Colorado law recognizes the doctrine of common law marriage between a man and a woman [there is no such thing as same-sex common law marriage in Colorado law].
There are many misconceptions about what does or does not make a common law marriage. The most important factors in whether a common law marriage has been created are (1) whether the parties intended to be married and (2) whether they have lived together. Other factors are really just ways of proving whether the parties did or did not consider themselves to be married. Examples of behavior which might show this intention to be married include filing joint tax returns, owning property together, joint bank accounts, wearing wedding rings, etc. The decision is usually based on a combination of one or more of these or other factors.
A common law marriage is simply an alternative route to getting married instead of obtaining a civil marriage license. There is no such thing as common law divorce. If a common law marriage has been formed, the only way to obtain a divorce is to file for dissolution of marriage through the court system.

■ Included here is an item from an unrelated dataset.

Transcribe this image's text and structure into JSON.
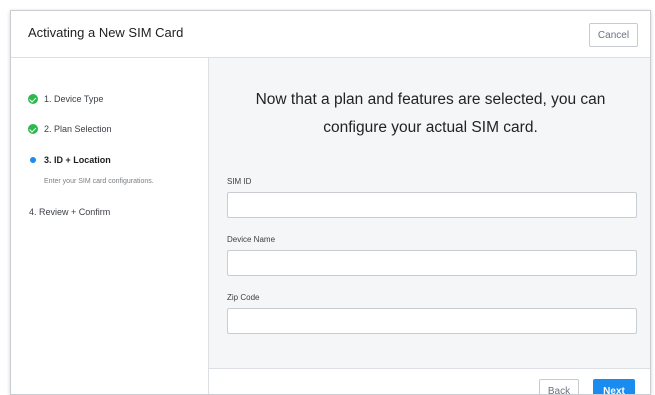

If you have created a common law marriage, there can be enormous future consequences which may not be clear at the time of separation. The existence of a common law marriage may impact the ability to inherit property or receive life insurance proceeds; as well as other financial obligations such as maintenance and division of marital property. For these reasons, if there is any doubt as to whether one has entered a common law marriage, it is very wise to consult with a lawyer at the time a relationship ends. A mistake in assuming there is no common law marriage can have devastating lifelong consequences.